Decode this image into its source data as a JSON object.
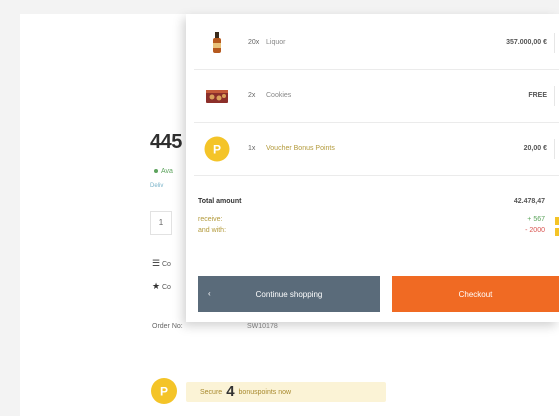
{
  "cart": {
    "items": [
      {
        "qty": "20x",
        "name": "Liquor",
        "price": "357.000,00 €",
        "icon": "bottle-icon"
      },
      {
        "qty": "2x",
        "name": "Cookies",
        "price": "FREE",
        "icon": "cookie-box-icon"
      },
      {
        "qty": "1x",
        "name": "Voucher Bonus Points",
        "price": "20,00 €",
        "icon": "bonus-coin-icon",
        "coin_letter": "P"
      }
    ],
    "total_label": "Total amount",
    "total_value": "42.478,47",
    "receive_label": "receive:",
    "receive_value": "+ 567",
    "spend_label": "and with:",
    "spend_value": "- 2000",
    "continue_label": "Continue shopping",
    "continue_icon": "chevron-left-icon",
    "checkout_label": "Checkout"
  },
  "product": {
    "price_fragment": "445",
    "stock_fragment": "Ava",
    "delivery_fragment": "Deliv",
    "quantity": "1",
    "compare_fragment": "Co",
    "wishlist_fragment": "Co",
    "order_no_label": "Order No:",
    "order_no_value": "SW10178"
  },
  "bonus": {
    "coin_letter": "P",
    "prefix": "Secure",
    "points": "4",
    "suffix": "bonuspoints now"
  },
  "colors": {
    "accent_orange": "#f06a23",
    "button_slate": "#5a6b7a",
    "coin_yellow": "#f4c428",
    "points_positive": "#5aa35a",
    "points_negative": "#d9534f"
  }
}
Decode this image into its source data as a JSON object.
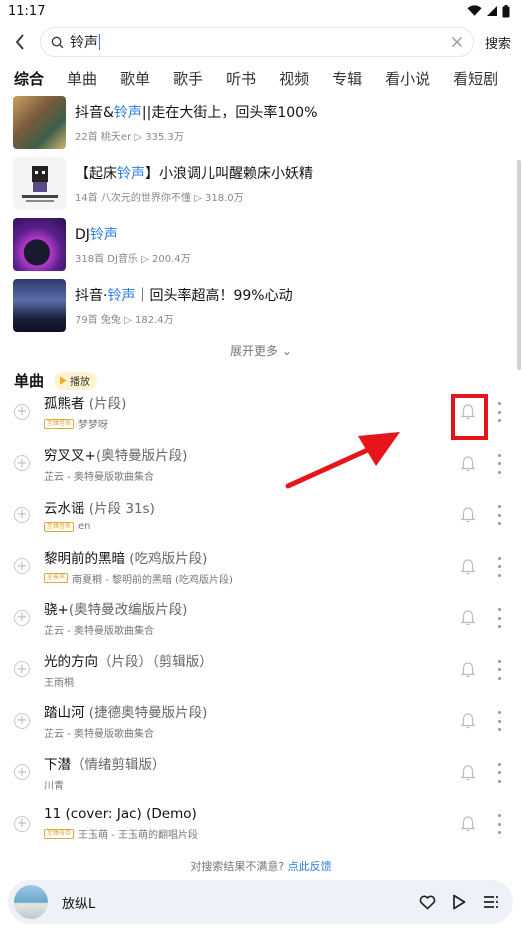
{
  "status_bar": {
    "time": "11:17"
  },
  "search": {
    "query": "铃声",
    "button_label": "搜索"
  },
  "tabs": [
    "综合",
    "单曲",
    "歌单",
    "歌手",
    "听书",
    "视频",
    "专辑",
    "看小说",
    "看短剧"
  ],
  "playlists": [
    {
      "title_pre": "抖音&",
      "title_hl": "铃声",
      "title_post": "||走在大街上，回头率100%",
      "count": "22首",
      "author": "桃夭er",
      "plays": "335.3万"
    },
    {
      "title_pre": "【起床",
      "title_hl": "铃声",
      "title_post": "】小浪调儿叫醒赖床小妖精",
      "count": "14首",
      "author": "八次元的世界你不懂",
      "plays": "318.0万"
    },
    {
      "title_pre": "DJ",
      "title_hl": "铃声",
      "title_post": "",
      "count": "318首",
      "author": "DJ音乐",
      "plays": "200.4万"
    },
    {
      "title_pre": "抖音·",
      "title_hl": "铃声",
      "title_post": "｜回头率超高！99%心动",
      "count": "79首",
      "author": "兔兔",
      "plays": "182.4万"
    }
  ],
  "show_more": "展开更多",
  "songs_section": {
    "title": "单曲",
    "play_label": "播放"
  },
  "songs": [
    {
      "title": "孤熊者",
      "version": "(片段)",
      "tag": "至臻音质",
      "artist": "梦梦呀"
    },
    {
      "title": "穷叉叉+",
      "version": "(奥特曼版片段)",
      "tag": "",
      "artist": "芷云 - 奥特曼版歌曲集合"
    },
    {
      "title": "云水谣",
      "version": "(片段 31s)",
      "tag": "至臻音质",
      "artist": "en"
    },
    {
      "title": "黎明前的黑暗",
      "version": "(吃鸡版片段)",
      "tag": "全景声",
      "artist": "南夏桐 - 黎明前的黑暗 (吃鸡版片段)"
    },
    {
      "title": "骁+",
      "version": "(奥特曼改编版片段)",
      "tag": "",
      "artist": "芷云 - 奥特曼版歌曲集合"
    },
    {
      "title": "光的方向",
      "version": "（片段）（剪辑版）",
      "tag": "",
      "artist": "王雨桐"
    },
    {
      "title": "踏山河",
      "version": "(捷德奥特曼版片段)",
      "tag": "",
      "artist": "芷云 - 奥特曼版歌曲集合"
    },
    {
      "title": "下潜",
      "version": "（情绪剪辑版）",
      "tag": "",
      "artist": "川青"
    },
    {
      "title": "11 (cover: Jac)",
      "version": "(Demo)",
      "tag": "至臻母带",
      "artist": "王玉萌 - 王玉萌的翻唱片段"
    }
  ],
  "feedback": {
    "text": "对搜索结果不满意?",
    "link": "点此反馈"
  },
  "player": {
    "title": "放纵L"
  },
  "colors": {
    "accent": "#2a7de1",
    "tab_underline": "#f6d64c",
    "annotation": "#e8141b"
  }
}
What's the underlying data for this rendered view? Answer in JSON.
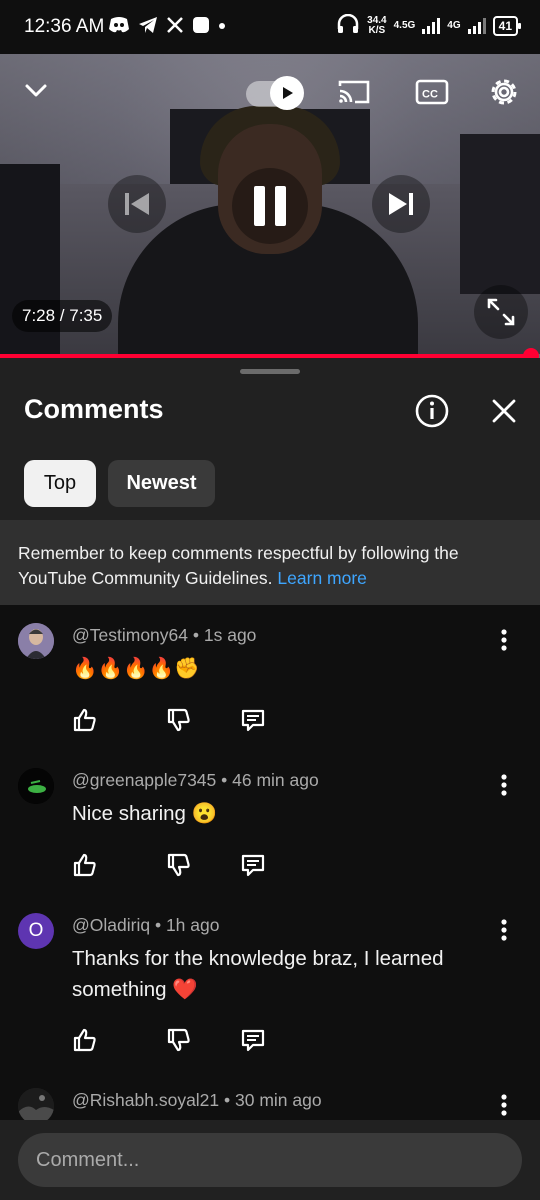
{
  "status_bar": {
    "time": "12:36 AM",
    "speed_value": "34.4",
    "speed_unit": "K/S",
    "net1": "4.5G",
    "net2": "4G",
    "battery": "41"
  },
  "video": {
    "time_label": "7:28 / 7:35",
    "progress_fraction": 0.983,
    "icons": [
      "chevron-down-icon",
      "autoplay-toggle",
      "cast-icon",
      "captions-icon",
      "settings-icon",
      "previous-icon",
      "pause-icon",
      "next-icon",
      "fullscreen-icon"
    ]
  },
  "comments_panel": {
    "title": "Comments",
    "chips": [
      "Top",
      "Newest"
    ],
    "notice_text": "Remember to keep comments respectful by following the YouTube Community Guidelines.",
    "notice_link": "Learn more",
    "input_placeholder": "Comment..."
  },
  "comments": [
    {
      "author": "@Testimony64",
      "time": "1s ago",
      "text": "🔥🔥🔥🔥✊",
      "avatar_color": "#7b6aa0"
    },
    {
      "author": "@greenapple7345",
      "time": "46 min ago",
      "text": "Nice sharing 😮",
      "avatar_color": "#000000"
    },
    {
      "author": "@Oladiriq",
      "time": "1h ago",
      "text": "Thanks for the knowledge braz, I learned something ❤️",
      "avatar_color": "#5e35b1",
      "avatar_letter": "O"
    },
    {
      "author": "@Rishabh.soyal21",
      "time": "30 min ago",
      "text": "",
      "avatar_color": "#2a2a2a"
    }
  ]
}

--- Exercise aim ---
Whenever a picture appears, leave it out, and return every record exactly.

--- Answer to this problem ---
Decode this image into its source data as a JSON object.
{
  "cart": {
    "items": [
      {
        "qty": "20x",
        "name": "Liquor",
        "price": "357.000,00 €",
        "icon": "bottle-icon"
      },
      {
        "qty": "2x",
        "name": "Cookies",
        "price": "FREE",
        "icon": "cookie-box-icon"
      },
      {
        "qty": "1x",
        "name": "Voucher Bonus Points",
        "price": "20,00 €",
        "icon": "bonus-coin-icon",
        "coin_letter": "P"
      }
    ],
    "total_label": "Total amount",
    "total_value": "42.478,47",
    "receive_label": "receive:",
    "receive_value": "+ 567",
    "spend_label": "and with:",
    "spend_value": "- 2000",
    "continue_label": "Continue shopping",
    "continue_icon": "chevron-left-icon",
    "checkout_label": "Checkout"
  },
  "product": {
    "price_fragment": "445",
    "stock_fragment": "Ava",
    "delivery_fragment": "Deliv",
    "quantity": "1",
    "compare_fragment": "Co",
    "wishlist_fragment": "Co",
    "order_no_label": "Order No:",
    "order_no_value": "SW10178"
  },
  "bonus": {
    "coin_letter": "P",
    "prefix": "Secure",
    "points": "4",
    "suffix": "bonuspoints now"
  },
  "colors": {
    "accent_orange": "#f06a23",
    "button_slate": "#5a6b7a",
    "coin_yellow": "#f4c428",
    "points_positive": "#5aa35a",
    "points_negative": "#d9534f"
  }
}
Decode this image into its source data as a JSON object.
{
  "status_bar": {
    "time": "11:17"
  },
  "search": {
    "query": "铃声",
    "button_label": "搜索"
  },
  "tabs": [
    "综合",
    "单曲",
    "歌单",
    "歌手",
    "听书",
    "视频",
    "专辑",
    "看小说",
    "看短剧"
  ],
  "playlists": [
    {
      "title_pre": "抖音&",
      "title_hl": "铃声",
      "title_post": "||走在大街上，回头率100%",
      "count": "22首",
      "author": "桃夭er",
      "plays": "335.3万"
    },
    {
      "title_pre": "【起床",
      "title_hl": "铃声",
      "title_post": "】小浪调儿叫醒赖床小妖精",
      "count": "14首",
      "author": "八次元的世界你不懂",
      "plays": "318.0万"
    },
    {
      "title_pre": "DJ",
      "title_hl": "铃声",
      "title_post": "",
      "count": "318首",
      "author": "DJ音乐",
      "plays": "200.4万"
    },
    {
      "title_pre": "抖音·",
      "title_hl": "铃声",
      "title_post": "｜回头率超高！99%心动",
      "count": "79首",
      "author": "兔兔",
      "plays": "182.4万"
    }
  ],
  "show_more": "展开更多",
  "songs_section": {
    "title": "单曲",
    "play_label": "播放"
  },
  "songs": [
    {
      "title": "孤熊者",
      "version": "(片段)",
      "tag": "至臻音质",
      "artist": "梦梦呀"
    },
    {
      "title": "穷叉叉+",
      "version": "(奥特曼版片段)",
      "tag": "",
      "artist": "芷云 - 奥特曼版歌曲集合"
    },
    {
      "title": "云水谣",
      "version": "(片段 31s)",
      "tag": "至臻音质",
      "artist": "en"
    },
    {
      "title": "黎明前的黑暗",
      "version": "(吃鸡版片段)",
      "tag": "全景声",
      "artist": "南夏桐 - 黎明前的黑暗 (吃鸡版片段)"
    },
    {
      "title": "骁+",
      "version": "(奥特曼改编版片段)",
      "tag": "",
      "artist": "芷云 - 奥特曼版歌曲集合"
    },
    {
      "title": "光的方向",
      "version": "（片段）（剪辑版）",
      "tag": "",
      "artist": "王雨桐"
    },
    {
      "title": "踏山河",
      "version": "(捷德奥特曼版片段)",
      "tag": "",
      "artist": "芷云 - 奥特曼版歌曲集合"
    },
    {
      "title": "下潜",
      "version": "（情绪剪辑版）",
      "tag": "",
      "artist": "川青"
    },
    {
      "title": "11 (cover: Jac)",
      "version": "(Demo)",
      "tag": "至臻母带",
      "artist": "王玉萌 - 王玉萌的翻唱片段"
    }
  ],
  "feedback": {
    "text": "对搜索结果不满意?",
    "link": "点此反馈"
  },
  "player": {
    "title": "放纵L"
  },
  "colors": {
    "accent": "#2a7de1",
    "tab_underline": "#f6d64c",
    "annotation": "#e8141b"
  }
}
What's the underlying data for this rendered view? Answer in JSON.
{
  "status_bar": {
    "time": "12:36 AM",
    "speed_value": "34.4",
    "speed_unit": "K/S",
    "net1": "4.5G",
    "net2": "4G",
    "battery": "41"
  },
  "video": {
    "time_label": "7:28 / 7:35",
    "progress_fraction": 0.983,
    "icons": [
      "chevron-down-icon",
      "autoplay-toggle",
      "cast-icon",
      "captions-icon",
      "settings-icon",
      "previous-icon",
      "pause-icon",
      "next-icon",
      "fullscreen-icon"
    ]
  },
  "comments_panel": {
    "title": "Comments",
    "chips": [
      "Top",
      "Newest"
    ],
    "notice_text": "Remember to keep comments respectful by following the YouTube Community Guidelines.",
    "notice_link": "Learn more",
    "input_placeholder": "Comment..."
  },
  "comments": [
    {
      "author": "@Testimony64",
      "time": "1s ago",
      "text": "🔥🔥🔥🔥✊",
      "avatar_color": "#7b6aa0"
    },
    {
      "author": "@greenapple7345",
      "time": "46 min ago",
      "text": "Nice sharing 😮",
      "avatar_color": "#000000"
    },
    {
      "author": "@Oladiriq",
      "time": "1h ago",
      "text": "Thanks for the knowledge braz, I learned something ❤️",
      "avatar_color": "#5e35b1",
      "avatar_letter": "O"
    },
    {
      "author": "@Rishabh.soyal21",
      "time": "30 min ago",
      "text": "",
      "avatar_color": "#2a2a2a"
    }
  ]
}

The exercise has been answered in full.